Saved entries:
····················
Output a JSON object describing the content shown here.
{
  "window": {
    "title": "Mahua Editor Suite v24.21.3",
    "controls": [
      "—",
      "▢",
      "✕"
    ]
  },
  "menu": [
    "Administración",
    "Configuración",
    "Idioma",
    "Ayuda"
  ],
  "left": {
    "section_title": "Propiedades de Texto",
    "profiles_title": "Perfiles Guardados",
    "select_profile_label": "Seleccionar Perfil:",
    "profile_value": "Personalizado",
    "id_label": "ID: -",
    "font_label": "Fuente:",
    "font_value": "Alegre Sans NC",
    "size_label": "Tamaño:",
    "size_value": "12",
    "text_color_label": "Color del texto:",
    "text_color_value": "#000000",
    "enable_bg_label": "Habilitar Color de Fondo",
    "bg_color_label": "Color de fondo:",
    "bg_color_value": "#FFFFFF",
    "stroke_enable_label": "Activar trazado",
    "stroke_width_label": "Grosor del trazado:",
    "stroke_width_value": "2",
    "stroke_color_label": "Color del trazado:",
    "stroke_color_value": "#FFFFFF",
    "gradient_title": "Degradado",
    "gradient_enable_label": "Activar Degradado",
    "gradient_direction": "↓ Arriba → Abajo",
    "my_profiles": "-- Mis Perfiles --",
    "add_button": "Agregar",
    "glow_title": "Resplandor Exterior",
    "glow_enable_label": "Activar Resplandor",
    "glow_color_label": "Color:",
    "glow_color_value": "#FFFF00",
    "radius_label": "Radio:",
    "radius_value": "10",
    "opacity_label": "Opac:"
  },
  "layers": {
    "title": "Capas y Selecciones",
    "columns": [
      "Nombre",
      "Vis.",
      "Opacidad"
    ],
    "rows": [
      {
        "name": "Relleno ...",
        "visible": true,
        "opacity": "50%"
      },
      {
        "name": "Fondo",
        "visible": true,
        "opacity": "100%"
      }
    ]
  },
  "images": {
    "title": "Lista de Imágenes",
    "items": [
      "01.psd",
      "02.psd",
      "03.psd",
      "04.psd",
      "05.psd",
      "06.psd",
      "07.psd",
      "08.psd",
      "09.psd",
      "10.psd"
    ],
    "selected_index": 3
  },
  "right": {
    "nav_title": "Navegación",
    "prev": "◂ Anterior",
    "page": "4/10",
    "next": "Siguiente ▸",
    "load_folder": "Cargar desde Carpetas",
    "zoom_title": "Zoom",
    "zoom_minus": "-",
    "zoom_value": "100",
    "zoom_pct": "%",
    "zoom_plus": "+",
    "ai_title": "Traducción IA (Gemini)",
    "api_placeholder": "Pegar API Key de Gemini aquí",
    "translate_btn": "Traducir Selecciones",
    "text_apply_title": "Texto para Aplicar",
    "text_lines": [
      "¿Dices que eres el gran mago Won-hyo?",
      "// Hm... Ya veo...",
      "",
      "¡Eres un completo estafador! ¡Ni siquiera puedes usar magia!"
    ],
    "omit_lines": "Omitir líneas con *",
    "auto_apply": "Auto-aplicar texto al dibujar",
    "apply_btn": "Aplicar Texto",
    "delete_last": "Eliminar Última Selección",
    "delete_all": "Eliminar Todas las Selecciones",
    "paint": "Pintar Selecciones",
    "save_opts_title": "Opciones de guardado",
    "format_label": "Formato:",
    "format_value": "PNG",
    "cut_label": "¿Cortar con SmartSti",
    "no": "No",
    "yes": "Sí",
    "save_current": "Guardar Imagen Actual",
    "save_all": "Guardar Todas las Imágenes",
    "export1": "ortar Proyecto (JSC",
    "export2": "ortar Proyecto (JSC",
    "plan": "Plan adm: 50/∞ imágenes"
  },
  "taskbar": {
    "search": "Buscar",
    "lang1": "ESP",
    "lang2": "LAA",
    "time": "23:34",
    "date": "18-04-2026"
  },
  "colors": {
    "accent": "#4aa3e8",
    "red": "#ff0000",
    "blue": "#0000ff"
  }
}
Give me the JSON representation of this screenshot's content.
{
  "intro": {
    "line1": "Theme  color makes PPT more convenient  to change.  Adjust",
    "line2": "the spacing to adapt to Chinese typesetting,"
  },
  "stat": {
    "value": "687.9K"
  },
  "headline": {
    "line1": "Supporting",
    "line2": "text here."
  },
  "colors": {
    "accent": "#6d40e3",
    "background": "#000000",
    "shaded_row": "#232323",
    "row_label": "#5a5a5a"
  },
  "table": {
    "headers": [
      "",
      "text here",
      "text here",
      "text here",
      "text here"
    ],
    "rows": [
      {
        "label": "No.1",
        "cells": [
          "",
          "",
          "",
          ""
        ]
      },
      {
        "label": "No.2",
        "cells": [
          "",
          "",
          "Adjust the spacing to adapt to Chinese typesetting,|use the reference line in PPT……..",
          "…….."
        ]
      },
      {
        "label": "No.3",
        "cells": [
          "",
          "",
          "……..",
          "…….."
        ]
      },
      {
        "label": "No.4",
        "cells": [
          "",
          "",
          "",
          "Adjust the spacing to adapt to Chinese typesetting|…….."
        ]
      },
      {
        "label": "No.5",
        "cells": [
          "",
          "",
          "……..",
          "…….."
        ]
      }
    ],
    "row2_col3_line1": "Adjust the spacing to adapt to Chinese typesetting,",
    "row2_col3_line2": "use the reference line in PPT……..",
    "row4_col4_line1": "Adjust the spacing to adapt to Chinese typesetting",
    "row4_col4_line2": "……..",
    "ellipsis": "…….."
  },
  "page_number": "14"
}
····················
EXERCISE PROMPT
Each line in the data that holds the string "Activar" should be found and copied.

TASK SOLUTION
    "stroke_enable_label": "Activar trazado",
    "gradient_enable_label": "Activar Degradado",
    "glow_enable_label": "Activar Resplandor",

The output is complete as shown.